-- Records follows --
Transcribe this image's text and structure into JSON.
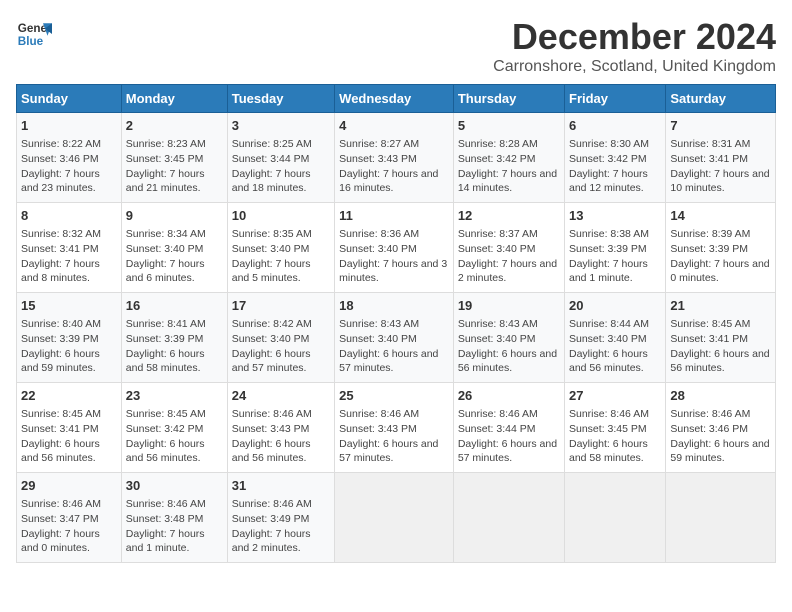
{
  "header": {
    "logo_line1": "General",
    "logo_line2": "Blue",
    "month": "December 2024",
    "location": "Carronshore, Scotland, United Kingdom"
  },
  "days_of_week": [
    "Sunday",
    "Monday",
    "Tuesday",
    "Wednesday",
    "Thursday",
    "Friday",
    "Saturday"
  ],
  "weeks": [
    [
      {
        "day": "1",
        "sunrise": "8:22 AM",
        "sunset": "3:46 PM",
        "daylight": "7 hours and 23 minutes."
      },
      {
        "day": "2",
        "sunrise": "8:23 AM",
        "sunset": "3:45 PM",
        "daylight": "7 hours and 21 minutes."
      },
      {
        "day": "3",
        "sunrise": "8:25 AM",
        "sunset": "3:44 PM",
        "daylight": "7 hours and 18 minutes."
      },
      {
        "day": "4",
        "sunrise": "8:27 AM",
        "sunset": "3:43 PM",
        "daylight": "7 hours and 16 minutes."
      },
      {
        "day": "5",
        "sunrise": "8:28 AM",
        "sunset": "3:42 PM",
        "daylight": "7 hours and 14 minutes."
      },
      {
        "day": "6",
        "sunrise": "8:30 AM",
        "sunset": "3:42 PM",
        "daylight": "7 hours and 12 minutes."
      },
      {
        "day": "7",
        "sunrise": "8:31 AM",
        "sunset": "3:41 PM",
        "daylight": "7 hours and 10 minutes."
      }
    ],
    [
      {
        "day": "8",
        "sunrise": "8:32 AM",
        "sunset": "3:41 PM",
        "daylight": "7 hours and 8 minutes."
      },
      {
        "day": "9",
        "sunrise": "8:34 AM",
        "sunset": "3:40 PM",
        "daylight": "7 hours and 6 minutes."
      },
      {
        "day": "10",
        "sunrise": "8:35 AM",
        "sunset": "3:40 PM",
        "daylight": "7 hours and 5 minutes."
      },
      {
        "day": "11",
        "sunrise": "8:36 AM",
        "sunset": "3:40 PM",
        "daylight": "7 hours and 3 minutes."
      },
      {
        "day": "12",
        "sunrise": "8:37 AM",
        "sunset": "3:40 PM",
        "daylight": "7 hours and 2 minutes."
      },
      {
        "day": "13",
        "sunrise": "8:38 AM",
        "sunset": "3:39 PM",
        "daylight": "7 hours and 1 minute."
      },
      {
        "day": "14",
        "sunrise": "8:39 AM",
        "sunset": "3:39 PM",
        "daylight": "7 hours and 0 minutes."
      }
    ],
    [
      {
        "day": "15",
        "sunrise": "8:40 AM",
        "sunset": "3:39 PM",
        "daylight": "6 hours and 59 minutes."
      },
      {
        "day": "16",
        "sunrise": "8:41 AM",
        "sunset": "3:39 PM",
        "daylight": "6 hours and 58 minutes."
      },
      {
        "day": "17",
        "sunrise": "8:42 AM",
        "sunset": "3:40 PM",
        "daylight": "6 hours and 57 minutes."
      },
      {
        "day": "18",
        "sunrise": "8:43 AM",
        "sunset": "3:40 PM",
        "daylight": "6 hours and 57 minutes."
      },
      {
        "day": "19",
        "sunrise": "8:43 AM",
        "sunset": "3:40 PM",
        "daylight": "6 hours and 56 minutes."
      },
      {
        "day": "20",
        "sunrise": "8:44 AM",
        "sunset": "3:40 PM",
        "daylight": "6 hours and 56 minutes."
      },
      {
        "day": "21",
        "sunrise": "8:45 AM",
        "sunset": "3:41 PM",
        "daylight": "6 hours and 56 minutes."
      }
    ],
    [
      {
        "day": "22",
        "sunrise": "8:45 AM",
        "sunset": "3:41 PM",
        "daylight": "6 hours and 56 minutes."
      },
      {
        "day": "23",
        "sunrise": "8:45 AM",
        "sunset": "3:42 PM",
        "daylight": "6 hours and 56 minutes."
      },
      {
        "day": "24",
        "sunrise": "8:46 AM",
        "sunset": "3:43 PM",
        "daylight": "6 hours and 56 minutes."
      },
      {
        "day": "25",
        "sunrise": "8:46 AM",
        "sunset": "3:43 PM",
        "daylight": "6 hours and 57 minutes."
      },
      {
        "day": "26",
        "sunrise": "8:46 AM",
        "sunset": "3:44 PM",
        "daylight": "6 hours and 57 minutes."
      },
      {
        "day": "27",
        "sunrise": "8:46 AM",
        "sunset": "3:45 PM",
        "daylight": "6 hours and 58 minutes."
      },
      {
        "day": "28",
        "sunrise": "8:46 AM",
        "sunset": "3:46 PM",
        "daylight": "6 hours and 59 minutes."
      }
    ],
    [
      {
        "day": "29",
        "sunrise": "8:46 AM",
        "sunset": "3:47 PM",
        "daylight": "7 hours and 0 minutes."
      },
      {
        "day": "30",
        "sunrise": "8:46 AM",
        "sunset": "3:48 PM",
        "daylight": "7 hours and 1 minute."
      },
      {
        "day": "31",
        "sunrise": "8:46 AM",
        "sunset": "3:49 PM",
        "daylight": "7 hours and 2 minutes."
      },
      null,
      null,
      null,
      null
    ]
  ],
  "labels": {
    "sunrise": "Sunrise:",
    "sunset": "Sunset:",
    "daylight": "Daylight:"
  }
}
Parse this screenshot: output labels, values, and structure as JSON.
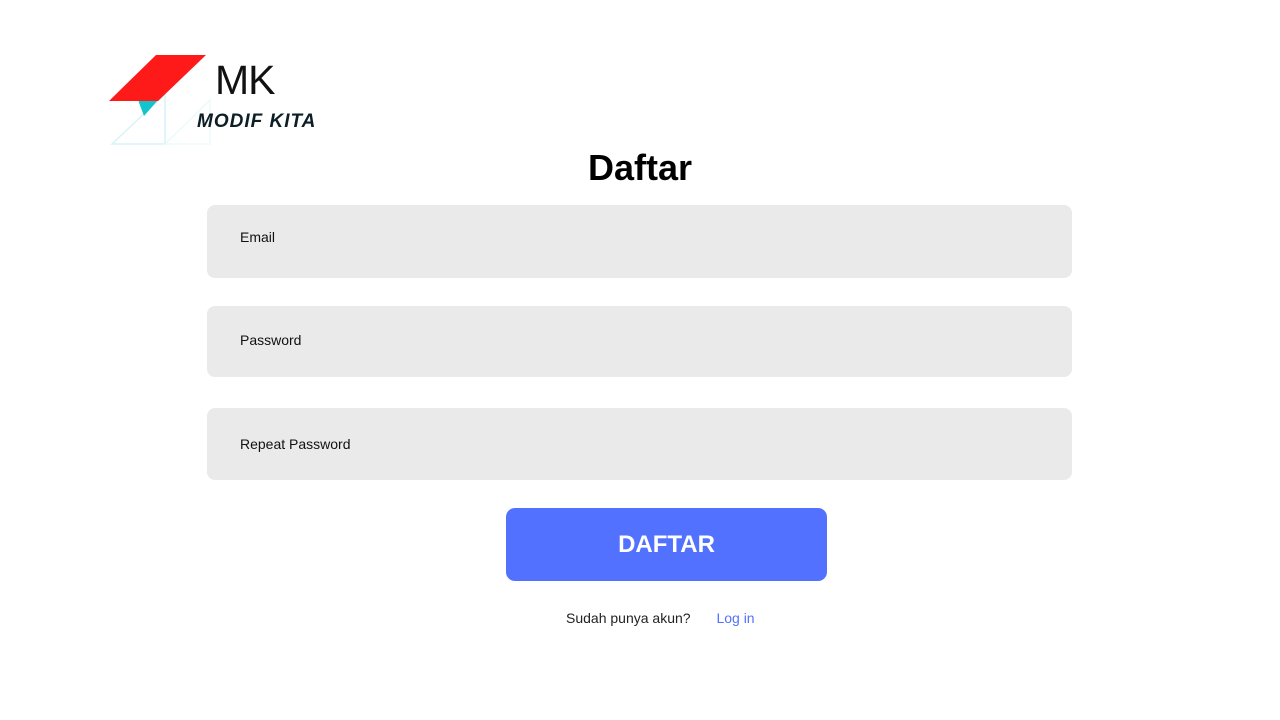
{
  "logo": {
    "mark": "MK",
    "name": "MODIF KITA",
    "colors": {
      "red": "#ff1a1a",
      "teal": "#12c4cc",
      "text": "#111111"
    }
  },
  "page_title": "Daftar",
  "form": {
    "email": {
      "placeholder": "Email",
      "value": ""
    },
    "password": {
      "placeholder": "Password",
      "value": ""
    },
    "repeat_password": {
      "placeholder": "Repeat Password",
      "value": ""
    },
    "submit_label": "DAFTAR"
  },
  "footer": {
    "question": "Sudah punya akun?",
    "login_link": "Log in"
  },
  "colors": {
    "accent": "#5271ff",
    "field_bg": "#eaeaea"
  }
}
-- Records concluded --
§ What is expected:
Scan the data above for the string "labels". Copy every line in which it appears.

§ Response below:
  "labels": {
Parse this screenshot: output labels, values, and structure as JSON.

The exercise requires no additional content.